* Problem to solve *
Only the text is wanted; write out each record below exactly and exclude all pictures.

* Data section *
╔══

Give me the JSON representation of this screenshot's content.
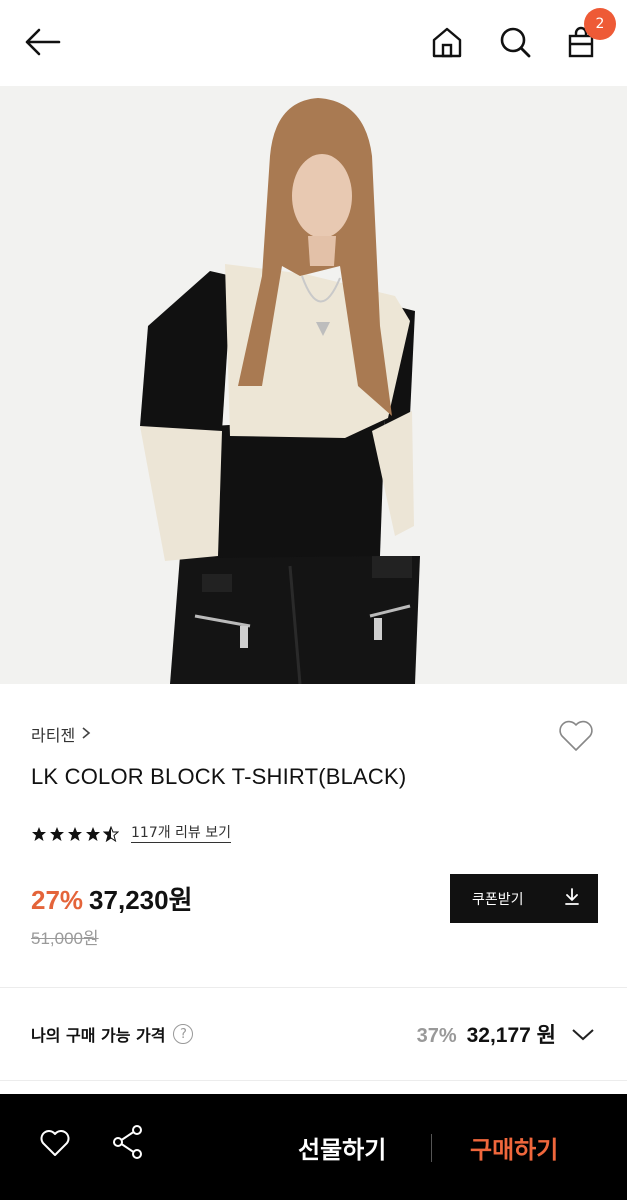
{
  "header": {
    "cart_count": "2",
    "icons": [
      "back-arrow-icon",
      "home-icon",
      "search-icon",
      "shopping-bag-icon"
    ]
  },
  "product": {
    "brand": "라티젠",
    "name": "LK COLOR BLOCK T-SHIRT(BLACK)",
    "rating": 4.5,
    "review_link": "117개 리뷰 보기",
    "discount": "27%",
    "price": "37,230원",
    "original_price": "51,000원",
    "coupon_label": "쿠폰받기"
  },
  "my_price": {
    "label": "나의 구매 가능 가격",
    "help": "?",
    "discount": "37%",
    "price": "32,177 원"
  },
  "bottom_bar": {
    "gift_label": "선물하기",
    "buy_label": "구매하기"
  },
  "colors": {
    "accent": "#e4643a",
    "badge": "#ee5a36",
    "buy": "#f0673c"
  }
}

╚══

* Completed task *
Give me the JSON representation of this screenshot's content.
{
  "header": {
    "cart_count": "2",
    "icons": [
      "back-arrow-icon",
      "home-icon",
      "search-icon",
      "shopping-bag-icon"
    ]
  },
  "product": {
    "brand": "라티젠",
    "name": "LK COLOR BLOCK T-SHIRT(BLACK)",
    "rating": 4.5,
    "review_link": "117개 리뷰 보기",
    "discount": "27%",
    "price": "37,230원",
    "original_price": "51,000원",
    "coupon_label": "쿠폰받기"
  },
  "my_price": {
    "label": "나의 구매 가능 가격",
    "help": "?",
    "discount": "37%",
    "price": "32,177 원"
  },
  "bottom_bar": {
    "gift_label": "선물하기",
    "buy_label": "구매하기"
  },
  "colors": {
    "accent": "#e4643a",
    "badge": "#ee5a36",
    "buy": "#f0673c"
  }
}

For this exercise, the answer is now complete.